Zachary J. Montgomery

Attorney

469.998.8484
zmontgomery@freemanlaw.com

Zachary J. Montgomery is a dual-credentialed attorney and CPA. He practices in the area of federal and state tax litigation, white-collar defense, business and tax planning, and litigation. Mr. Montgomery has experience representing both businesses and individuals in federal tax controversies, including appeals, examinations, penalty abatement and collection matters. He has also represented taxpayers—from small organizations to Fortune 500 companies—with Texas franchise tax refund claims, audits, penalty abatement, and corporate structuring.

Mr. Montgomery is a graduate of the University of Virginia School of Law where he focused his studies on corporate and tax law and served on the editorial board of the Virginia Tax Review. Prior to joining the firm, he gained experience with PricewaterhouseCoopers, LLP, and a regional firm, focusing on federal and state tax controversies. His previous experience also includes Ernst & Young, Deloitte & Touche, and a judicial student clerkship with the First Court of Appeals of Texas.

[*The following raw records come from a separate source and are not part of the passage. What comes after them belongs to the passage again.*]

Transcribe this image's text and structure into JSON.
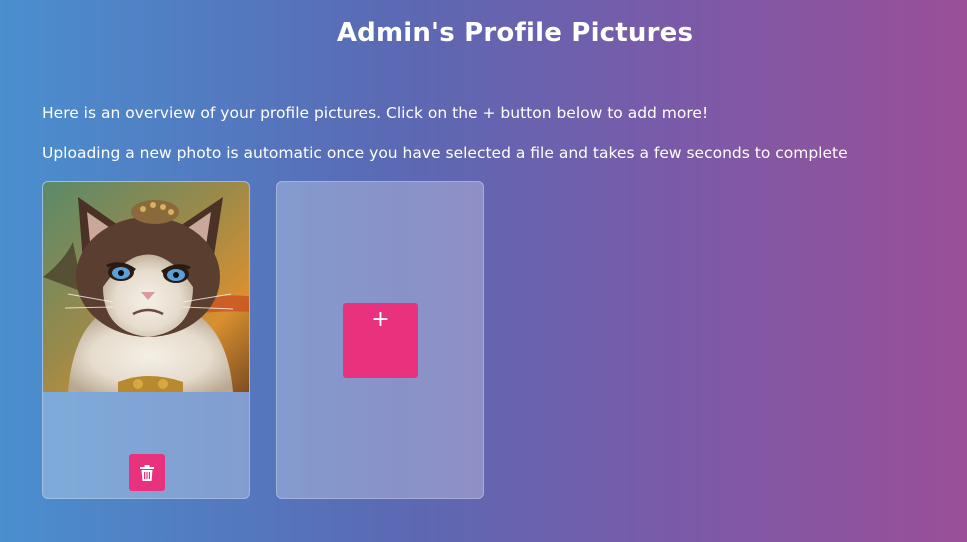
{
  "page": {
    "title": "Admin's Profile Pictures",
    "intro_line_1": "Here is an overview of your profile pictures. Click on the + button below to add more!",
    "intro_line_2": "Uploading a new photo is automatic once you have selected a file and takes a few seconds to complete"
  },
  "pictures": [
    {
      "alt": "Profile picture",
      "delete_icon": "trash-icon"
    }
  ],
  "add_card": {
    "button_label": "+",
    "icon": "plus-icon"
  },
  "colors": {
    "accent": "#e8327e",
    "background_start": "#4a8fcf",
    "background_end": "#9a4f98"
  }
}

Mr. Montgomery is a graduate of Texas A&M University, where he graduated Summa Cum Laude and received his B.B.A. with a double major in Accounting and Business Honors and his M.S. in Management Information Systems. While attending Texas A&M, he developed his business acumen, working as an enterprise risk consultant and financial analyst.

Tax Court Case Addresses Reasonable Cause Standard and Tax Penalties

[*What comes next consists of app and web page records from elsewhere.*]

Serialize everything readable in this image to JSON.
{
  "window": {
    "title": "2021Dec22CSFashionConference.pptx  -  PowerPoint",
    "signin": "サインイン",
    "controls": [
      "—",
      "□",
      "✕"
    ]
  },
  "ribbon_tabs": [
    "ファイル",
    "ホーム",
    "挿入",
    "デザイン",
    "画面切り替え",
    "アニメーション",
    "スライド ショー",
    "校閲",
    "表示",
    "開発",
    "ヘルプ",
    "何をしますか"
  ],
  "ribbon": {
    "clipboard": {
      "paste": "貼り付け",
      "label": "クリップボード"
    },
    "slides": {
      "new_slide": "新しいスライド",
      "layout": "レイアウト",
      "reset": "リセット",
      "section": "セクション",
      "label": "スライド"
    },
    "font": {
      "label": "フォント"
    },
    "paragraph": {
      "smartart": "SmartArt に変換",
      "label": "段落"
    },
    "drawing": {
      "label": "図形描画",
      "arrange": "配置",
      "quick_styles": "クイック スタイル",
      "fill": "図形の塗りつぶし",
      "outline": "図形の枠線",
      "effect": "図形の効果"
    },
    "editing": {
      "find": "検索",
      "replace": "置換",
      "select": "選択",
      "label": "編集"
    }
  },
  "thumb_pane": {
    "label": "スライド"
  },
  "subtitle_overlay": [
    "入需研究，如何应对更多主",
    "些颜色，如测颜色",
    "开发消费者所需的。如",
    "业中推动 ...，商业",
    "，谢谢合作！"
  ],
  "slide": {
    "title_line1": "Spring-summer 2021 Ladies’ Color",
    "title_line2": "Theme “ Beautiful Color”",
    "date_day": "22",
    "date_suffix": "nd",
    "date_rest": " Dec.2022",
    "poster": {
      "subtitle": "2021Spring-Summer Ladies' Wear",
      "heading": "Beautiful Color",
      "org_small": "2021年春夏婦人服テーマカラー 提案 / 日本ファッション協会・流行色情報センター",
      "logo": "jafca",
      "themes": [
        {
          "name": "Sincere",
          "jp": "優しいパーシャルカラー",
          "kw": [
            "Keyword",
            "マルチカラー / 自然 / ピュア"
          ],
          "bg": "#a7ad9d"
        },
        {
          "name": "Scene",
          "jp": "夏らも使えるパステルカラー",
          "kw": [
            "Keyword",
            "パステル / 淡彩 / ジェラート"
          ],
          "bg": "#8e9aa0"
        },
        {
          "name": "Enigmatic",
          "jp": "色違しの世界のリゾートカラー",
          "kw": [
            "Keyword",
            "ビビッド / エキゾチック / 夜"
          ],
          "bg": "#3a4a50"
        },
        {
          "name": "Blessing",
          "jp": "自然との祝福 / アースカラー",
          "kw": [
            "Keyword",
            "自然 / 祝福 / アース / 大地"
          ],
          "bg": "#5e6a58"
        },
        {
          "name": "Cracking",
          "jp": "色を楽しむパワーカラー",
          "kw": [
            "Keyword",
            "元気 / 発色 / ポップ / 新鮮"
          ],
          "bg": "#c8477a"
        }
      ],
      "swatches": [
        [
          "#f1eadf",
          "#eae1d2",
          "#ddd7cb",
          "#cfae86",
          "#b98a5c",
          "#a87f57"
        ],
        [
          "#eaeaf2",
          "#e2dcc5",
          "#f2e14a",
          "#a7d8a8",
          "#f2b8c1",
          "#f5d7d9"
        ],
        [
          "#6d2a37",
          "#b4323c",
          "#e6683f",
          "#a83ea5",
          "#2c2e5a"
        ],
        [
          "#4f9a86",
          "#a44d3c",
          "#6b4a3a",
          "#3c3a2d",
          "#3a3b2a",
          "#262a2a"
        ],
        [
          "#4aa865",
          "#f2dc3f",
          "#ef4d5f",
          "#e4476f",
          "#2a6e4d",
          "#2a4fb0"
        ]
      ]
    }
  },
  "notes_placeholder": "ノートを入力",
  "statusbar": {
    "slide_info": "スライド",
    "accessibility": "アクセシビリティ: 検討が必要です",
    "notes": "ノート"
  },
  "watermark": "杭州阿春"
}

A recent Tax Court decision addresses the “reasonable cause” standard — a frequent issue in the IRS-penalty context.  As the case demonstrates, whether a taxpayer acted with reasonable cause and in good faith is determined on a case-by-case basis. Woll highlights the fact that a taxpayer who has an advanced degree, such as an attorney, will likely have more difficulty demonstrating reasonable cause. Based on the Woll decision, reliance on a computer program or failure to read a tax form, such as a Form 1099-R, is not sufficient without more to prove reasonable cause.

Woll v. Comm’r, Bench Opinion| April 29, 2021 | Holmes, J. | Dkt. No. 7024-20

Short Summary: Petitioner Molly Woll was laid off from her employer in 2017, resulting in the termination of her 401(k) savings plan that had a balance of more than $86,000. Ms. Woll and her husband spent part of the proceeds from the plan on paying back a loan, as well as paying medical expenses, student loan payments, mortgage bills, house expenses, and other bills. This resulted in a taxable distribution.

Ms. Woll prepared the couple’s 2017 tax return and reported the taxable distribution but did not add the extra 10 percent tax imposed by I.R.C. § 72(t). This triggered an IRS audit, which resulted in the assessment of the 10 percent tax, as well as a substantial understatement penalty. Mr. and Mrs. Woll timely filed their tax court petition.

Key Issues:

Primary Holdings:

Key Points of Law:

Insight: Whether a taxpayer acted with reasonable cause and in good faith is determined on a case-by-case basis. Woll highlights the fact that a taxpayer who has an advanced degree, such as an attorney, will likely have more difficulty showing reasonable cause. Reliance on a computer program or failure to read a tax form, such as a Form 1099-R, are not sufficient alone to prove reasonable cause.